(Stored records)
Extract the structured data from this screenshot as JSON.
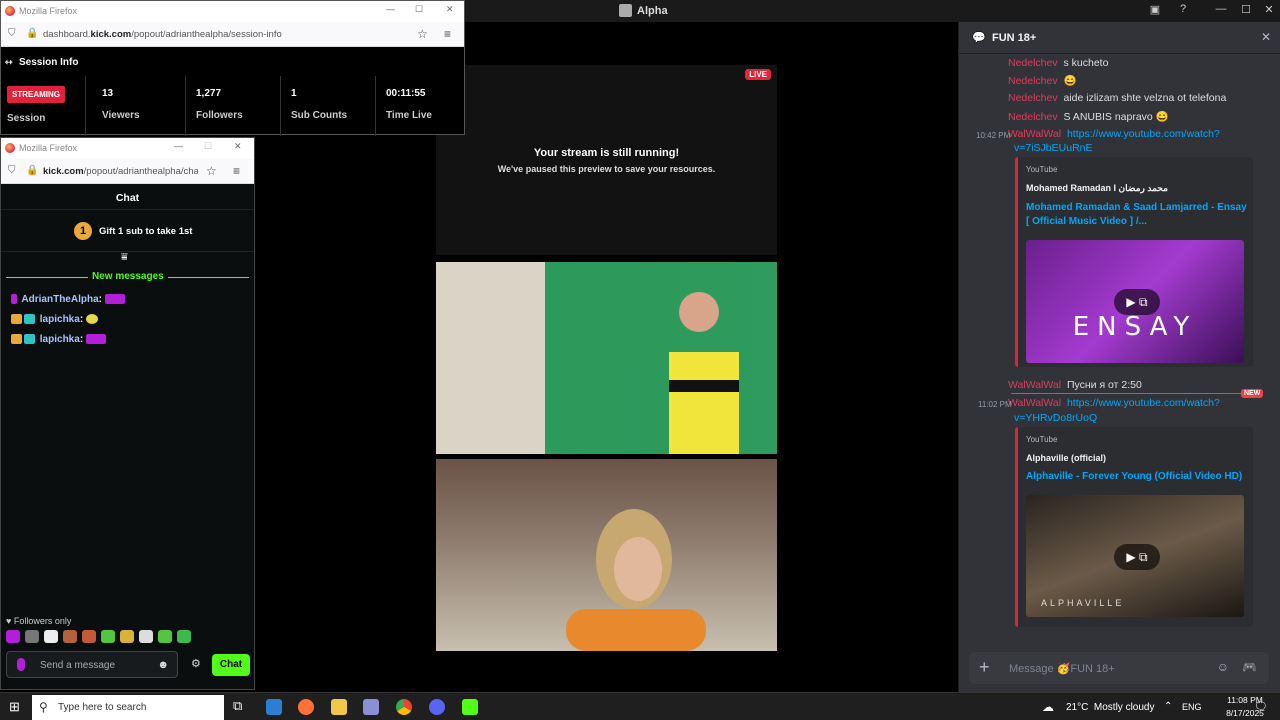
{
  "main_window": {
    "title": "Alpha"
  },
  "stream": {
    "live_badge": "LIVE",
    "heading": "Your stream is still running!",
    "subheading": "We've paused this preview to save your resources."
  },
  "discord": {
    "channel": "FUN 18+",
    "messages": [
      {
        "user": "Nedelchev",
        "text": "s kucheto"
      },
      {
        "user": "Nedelchev",
        "text": "😄"
      },
      {
        "user": "Nedelchev",
        "text": "aide izlizam shte velzna ot telefona"
      },
      {
        "user": "Nedelchev",
        "text": "S ANUBIS napravo 😄"
      }
    ],
    "msg_yt1": {
      "time": "10:42 PM",
      "user": "WalWalWal",
      "link_line1": "https://www.youtube.com/watch?",
      "link_line2": "v=7iSJbEUuRnE"
    },
    "embed1": {
      "source": "YouTube",
      "author": "Mohamed Ramadan I محمد رمضان",
      "title_line1": "Mohamed Ramadan & Saad Lamjarred - Ensay",
      "title_line2": "[ Official Music Video ] /...",
      "thumb_text": "ENSAY"
    },
    "msg_psni": {
      "user": "WalWalWal",
      "text": "Пусни я от 2:50"
    },
    "new_badge": "NEW",
    "msg_yt2": {
      "time": "11:02 PM",
      "user": "WalWalWal",
      "link_line1": "https://www.youtube.com/watch?",
      "link_line2": "v=YHRvDo8rUoQ"
    },
    "embed2": {
      "source": "YouTube",
      "author": "Alphaville (official)",
      "title": "Alphaville - Forever Young (Official Video HD)",
      "thumb_text": "ALPHAVILLE"
    },
    "input_placeholder": "Message 🥳FUN 18+"
  },
  "session_popup": {
    "browser": "Mozilla Firefox",
    "url_pre": "dashboard.",
    "url_domain": "kick.com",
    "url_path": "/popout/adrianthealpha/session-info",
    "header": "Session Info",
    "status_badge": "STREAMING",
    "status_label": "Session",
    "stats": [
      {
        "value": "13",
        "label": "Viewers"
      },
      {
        "value": "1,277",
        "label": "Followers"
      },
      {
        "value": "1",
        "label": "Sub Counts"
      },
      {
        "value": "00:11:55",
        "label": "Time Live"
      }
    ]
  },
  "chat_popup": {
    "browser": "Mozilla Firefox",
    "url_domain": "kick.com",
    "url_path": "/popout/adrianthealpha/chat",
    "header": "Chat",
    "gift_number": "1",
    "gift_text": "Gift 1 sub to take 1st",
    "new_messages": "New messages",
    "messages": [
      {
        "user": "AdrianTheAlpha"
      },
      {
        "user": "lapichka"
      },
      {
        "user": "lapichka"
      }
    ],
    "followers_only": "Followers only",
    "send_placeholder": "Send a message",
    "chat_button": "Chat"
  },
  "taskbar": {
    "search_placeholder": "Type here to search",
    "weather": "21°C  Mostly cloudy",
    "lang": "ENG",
    "time": "11:08 PM",
    "date": "8/17/2025"
  }
}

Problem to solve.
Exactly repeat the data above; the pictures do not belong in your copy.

Answer section.
Extract the structured data from this screenshot as JSON.
{
  "main_window": {
    "title": "Alpha"
  },
  "stream": {
    "live_badge": "LIVE",
    "heading": "Your stream is still running!",
    "subheading": "We've paused this preview to save your resources."
  },
  "discord": {
    "channel": "FUN 18+",
    "messages": [
      {
        "user": "Nedelchev",
        "text": "s kucheto"
      },
      {
        "user": "Nedelchev",
        "text": "😄"
      },
      {
        "user": "Nedelchev",
        "text": "aide izlizam shte velzna ot telefona"
      },
      {
        "user": "Nedelchev",
        "text": "S ANUBIS napravo 😄"
      }
    ],
    "msg_yt1": {
      "time": "10:42 PM",
      "user": "WalWalWal",
      "link_line1": "https://www.youtube.com/watch?",
      "link_line2": "v=7iSJbEUuRnE"
    },
    "embed1": {
      "source": "YouTube",
      "author": "Mohamed Ramadan I محمد رمضان",
      "title_line1": "Mohamed Ramadan & Saad Lamjarred - Ensay",
      "title_line2": "[ Official Music Video ] /...",
      "thumb_text": "ENSAY"
    },
    "msg_psni": {
      "user": "WalWalWal",
      "text": "Пусни я от 2:50"
    },
    "new_badge": "NEW",
    "msg_yt2": {
      "time": "11:02 PM",
      "user": "WalWalWal",
      "link_line1": "https://www.youtube.com/watch?",
      "link_line2": "v=YHRvDo8rUoQ"
    },
    "embed2": {
      "source": "YouTube",
      "author": "Alphaville (official)",
      "title": "Alphaville - Forever Young (Official Video HD)",
      "thumb_text": "ALPHAVILLE"
    },
    "input_placeholder": "Message 🥳FUN 18+"
  },
  "session_popup": {
    "browser": "Mozilla Firefox",
    "url_pre": "dashboard.",
    "url_domain": "kick.com",
    "url_path": "/popout/adrianthealpha/session-info",
    "header": "Session Info",
    "status_badge": "STREAMING",
    "status_label": "Session",
    "stats": [
      {
        "value": "13",
        "label": "Viewers"
      },
      {
        "value": "1,277",
        "label": "Followers"
      },
      {
        "value": "1",
        "label": "Sub Counts"
      },
      {
        "value": "00:11:55",
        "label": "Time Live"
      }
    ]
  },
  "chat_popup": {
    "browser": "Mozilla Firefox",
    "url_domain": "kick.com",
    "url_path": "/popout/adrianthealpha/chat",
    "header": "Chat",
    "gift_number": "1",
    "gift_text": "Gift 1 sub to take 1st",
    "new_messages": "New messages",
    "messages": [
      {
        "user": "AdrianTheAlpha"
      },
      {
        "user": "lapichka"
      },
      {
        "user": "lapichka"
      }
    ],
    "followers_only": "Followers only",
    "send_placeholder": "Send a message",
    "chat_button": "Chat"
  },
  "taskbar": {
    "search_placeholder": "Type here to search",
    "weather": "21°C  Mostly cloudy",
    "lang": "ENG",
    "time": "11:08 PM",
    "date": "8/17/2025"
  }
}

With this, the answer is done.